Part of being in a sales cycle with your prospects and clients is the need to keep them aware of your presence.  It is a crucial and required element but one most people and firms get wrong.  Either the campaign tilts over to annoying or it is non-existent and not worth the effort.  Keeping yourself front and center requires persistence and consistency but it should never be over or underwhelming.

My daughter, Jess, is a junior in college and, like most sophomores, she didn’t have a clue last year what she wanted to be when she grew up.  Wandering aimlessly and simply going through the motions, she decided to help out one of the clubs with an upcoming event.  Well, the light bulb went off bright enough for me to see it 800 miles away and in an instant she decided she wanted to be an event planner specializing in weddings.

I suggested she contact the best wedding planner in her area and just let them know she was available for any upcoming celebration in the event the planner found herself short-handed.  So every Tuesday, she left a simple message saying just that.  She did it for a month.  Then the month turned into two months.  Two months became half a year and we talked about it 4th of July weekend when she was home.

She told me she was considering not leaving any more messages because they obviously didn’t need her.  I listened to her and understood the negative feeling she had developed.  Sales is a tough place and you have to grow a thick skin and not take anything personally.  She hadn’t gotten to that point yet so I offered her some advice.

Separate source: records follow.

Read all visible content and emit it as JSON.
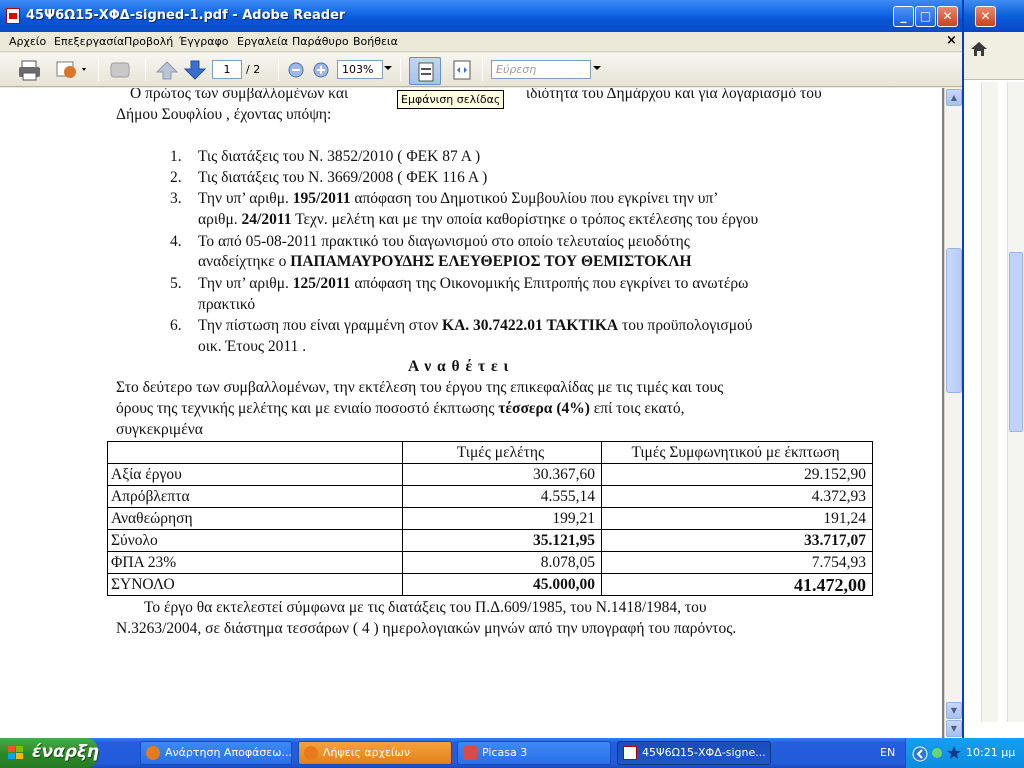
{
  "window": {
    "title": "45Ψ6Ω15-ΧΦΔ-signed-1.pdf - Adobe Reader",
    "caption_min": "_",
    "caption_max": "□",
    "caption_close": "✕"
  },
  "menu": {
    "items": [
      "Αρχείο",
      "Επεξεργασία",
      "Προβολή",
      "Έγγραφο",
      "Εργαλεία",
      "Παράθυρο",
      "Βοήθεια"
    ],
    "close_label": "×"
  },
  "toolbar": {
    "page_current": "1",
    "page_total": "/ 2",
    "zoom": "103%",
    "find_placeholder": "Εύρεση"
  },
  "tooltip": "Εμφάνιση σελίδας",
  "document": {
    "intro_line1": "Ο πρώτος των συμβαλλομένων και ",
    "intro_line1_end": " ιδιότητα του Δημάρχου και για λογαριασμό του",
    "intro_line2": "Δήμου Σουφλίου , έχοντας υπόψη:",
    "items": [
      {
        "num": "1.",
        "text": "Τις διατάξεις του Ν. 3852/2010 ( ΦΕΚ 87  Α )"
      },
      {
        "num": "2.",
        "text": "Τις διατάξεις του Ν. 3669/2008 ( ΦΕΚ 116  Α )"
      },
      {
        "num": "3.",
        "a": "Την υπ’  αριθμ. ",
        "b": "195/2011",
        "c": " απόφαση του Δημοτικού Συμβουλίου που εγκρίνει την υπ’",
        "d": "αριθμ. ",
        "e": "24/2011",
        "f": " Τεχν. μελέτη και με την οποία καθορίστηκε ο τρόπος εκτέλεσης του έργου"
      },
      {
        "num": "4.",
        "a": "Το  από  05-08-2011  πρακτικό  του  διαγωνισμού  στο  οποίο  τελευταίος  μειοδότης",
        "b": "αναδείχτηκε ο ",
        "c": "ΠΑΠΑΜΑΥΡΟΥΔΗΣ ΕΛΕΥΘΕΡΙΟΣ ΤΟΥ ΘΕΜΙΣΤΟΚΛΗ"
      },
      {
        "num": "5.",
        "a": " Την υπ’ αριθμ. ",
        "b": "125/2011",
        "c": " απόφαση της Οικονομικής  Επιτροπής που εγκρίνει το ανωτέρω",
        "d": "πρακτικό"
      },
      {
        "num": "6.",
        "a": "Την πίστωση που είναι γραμμένη στον ",
        "b": "ΚΑ. 30.7422.01 ΤΑΚΤΙΚΑ",
        "c": " του προϋπολογισμού",
        "d": "οικ. Έτους 2011 ."
      }
    ],
    "heading": "Α ν α θ έ τ ε ι",
    "para1_line1": "Στο δεύτερο των συμβαλλομένων, την εκτέλεση του έργου της επικεφαλίδας με τις τιμές και τους",
    "para1_line2a": "όρους της τεχνικής μελέτης και με ενιαίο ποσοστό έκπτωσης ",
    "para1_line2b": "τέσσερα  (4%)",
    "para1_line2c": "  επί τοις εκατό,",
    "para1_line3": "συγκεκριμένα",
    "table": {
      "headers": [
        "",
        "Τιμές μελέτης",
        "Τιμές Συμφωνητικού με έκπτωση"
      ],
      "rows": [
        [
          "Αξία έργου",
          "30.367,60",
          "29.152,90"
        ],
        [
          "Απρόβλεπτα",
          "4.555,14",
          "4.372,93"
        ],
        [
          "Αναθεώρηση",
          "199,21",
          "191,24"
        ],
        [
          "Σύνολο",
          "35.121,95",
          "33.717,07"
        ],
        [
          "ΦΠΑ 23%",
          "8.078,05",
          "7.754,93"
        ],
        [
          "ΣΥΝΟΛΟ",
          "45.000,00",
          "41.472,00"
        ]
      ]
    },
    "para2_line1": "Το έργο θα εκτελεστεί σύμφωνα με τις διατάξεις του Π.Δ.609/1985, του Ν.1418/1984, του",
    "para2_line2": "Ν.3263/2004, σε διάστημα  τεσσάρων ( 4 ) ημερολογιακών μηνών από την υπογραφή του παρόντος."
  },
  "taskbar": {
    "start_label": "έναρξη",
    "tasks": [
      "Ανάρτηση Αποφάσεω...",
      "Λήψεις αρχείων",
      "Picasa 3",
      "45Ψ6Ω15-ΧΦΔ-signe..."
    ],
    "lang": "EN",
    "clock": "10:21 μμ"
  },
  "colors": {
    "titlebar": "#0855d8",
    "taskbar": "#245edc",
    "start": "#2e8a2b"
  }
}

“First of all,” I said, “you have invested quite a bit of emotion into this but it has actually only cost you 10 seconds a week to leave a message.”  That made her stop and think.  I could see her eyes going distant for a second.  “Secondly, and most importantly, no one has told you to stop calling.  I think you should keep going until something changes.”  So she renewed her efforts.  Every Tuesday.

She returned to school in September and suddenly her phone rang on a Friday night.

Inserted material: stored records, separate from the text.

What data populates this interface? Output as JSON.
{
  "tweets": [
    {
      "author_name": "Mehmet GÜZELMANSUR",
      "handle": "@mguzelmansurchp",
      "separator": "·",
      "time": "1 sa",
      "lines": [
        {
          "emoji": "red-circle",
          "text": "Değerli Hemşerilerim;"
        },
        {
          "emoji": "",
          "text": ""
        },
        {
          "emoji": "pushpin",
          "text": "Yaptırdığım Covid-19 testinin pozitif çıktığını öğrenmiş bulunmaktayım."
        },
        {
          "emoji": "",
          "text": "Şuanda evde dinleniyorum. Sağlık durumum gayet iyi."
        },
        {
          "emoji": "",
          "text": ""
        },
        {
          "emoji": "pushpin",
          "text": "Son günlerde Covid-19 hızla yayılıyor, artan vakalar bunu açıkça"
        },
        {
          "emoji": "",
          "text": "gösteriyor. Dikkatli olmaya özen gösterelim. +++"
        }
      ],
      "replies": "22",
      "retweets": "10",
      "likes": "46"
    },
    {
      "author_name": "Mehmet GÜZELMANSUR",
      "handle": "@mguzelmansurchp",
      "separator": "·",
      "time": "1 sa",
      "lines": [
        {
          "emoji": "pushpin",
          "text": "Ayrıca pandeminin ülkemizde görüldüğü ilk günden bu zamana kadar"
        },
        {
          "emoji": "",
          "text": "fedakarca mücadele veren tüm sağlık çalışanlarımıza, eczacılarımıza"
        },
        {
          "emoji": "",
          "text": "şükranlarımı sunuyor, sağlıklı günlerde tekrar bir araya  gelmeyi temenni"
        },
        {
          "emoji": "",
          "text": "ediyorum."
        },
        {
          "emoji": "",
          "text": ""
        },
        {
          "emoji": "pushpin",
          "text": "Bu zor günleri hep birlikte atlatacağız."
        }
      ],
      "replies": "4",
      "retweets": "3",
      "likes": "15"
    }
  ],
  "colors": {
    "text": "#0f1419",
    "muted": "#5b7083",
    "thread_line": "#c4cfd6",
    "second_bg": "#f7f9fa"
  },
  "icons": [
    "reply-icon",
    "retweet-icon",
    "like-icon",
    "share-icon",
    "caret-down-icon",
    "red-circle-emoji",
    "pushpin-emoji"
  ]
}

“Hello?” she said.

“I hear you’ve been trying to reach me.” a voice replied.  My daughter had the number in her phone so she was fully aware of where the call was coming from.

“YES!  I’ve been leaving messages for you every week!”  Jess hurriedly answered.

“I’ve heard them all.  You want a shot?  I’ll give you a shot.  Be at this address tomorrow at 8am.  Black sneakers.  Black pants.  Black shirt.  Don’t be late.  You’ll be working all day.  Let’s see what you’ve got.”

She immediately told her mom and me and the first thing we told her to do was to go and buy the black clothes she didn’t have.  I told her to relax because this is the best kind of interview.  She wasn’t going to risk flubbing a ridiculous question across a desk in a 10-minute interview.  She was actually being given the chance to prove whether or not she could do the job.  This is the type of opportunity everyone deserves but few truly get.

Jess learned a fantastic lesson in perseverance and determination because not only did she get the job but she is now doing high level work for the company.  She did it by staying on the radar and not going over the top with it.  She kept it short and sweet.

You, as the salesperson, have to determine what is annoying and what would be deemed acceptable by your client.  It is different for everyone and every industry.  A client may not be happy with a caterer asking for business on a weekly basis but an electronics aficionado may be perfectly okay with daily updates of the latest available hardware and software on the market.

However, that same caterer may be better served by simply proving a bit of food education to the customers.  In this manner, there isn’t a sales pitch but the business stays in the forefront of the client should the need for a caterer ever arise.

Remember, don’t give up, don’t be too heavy and be consistent in your delivery.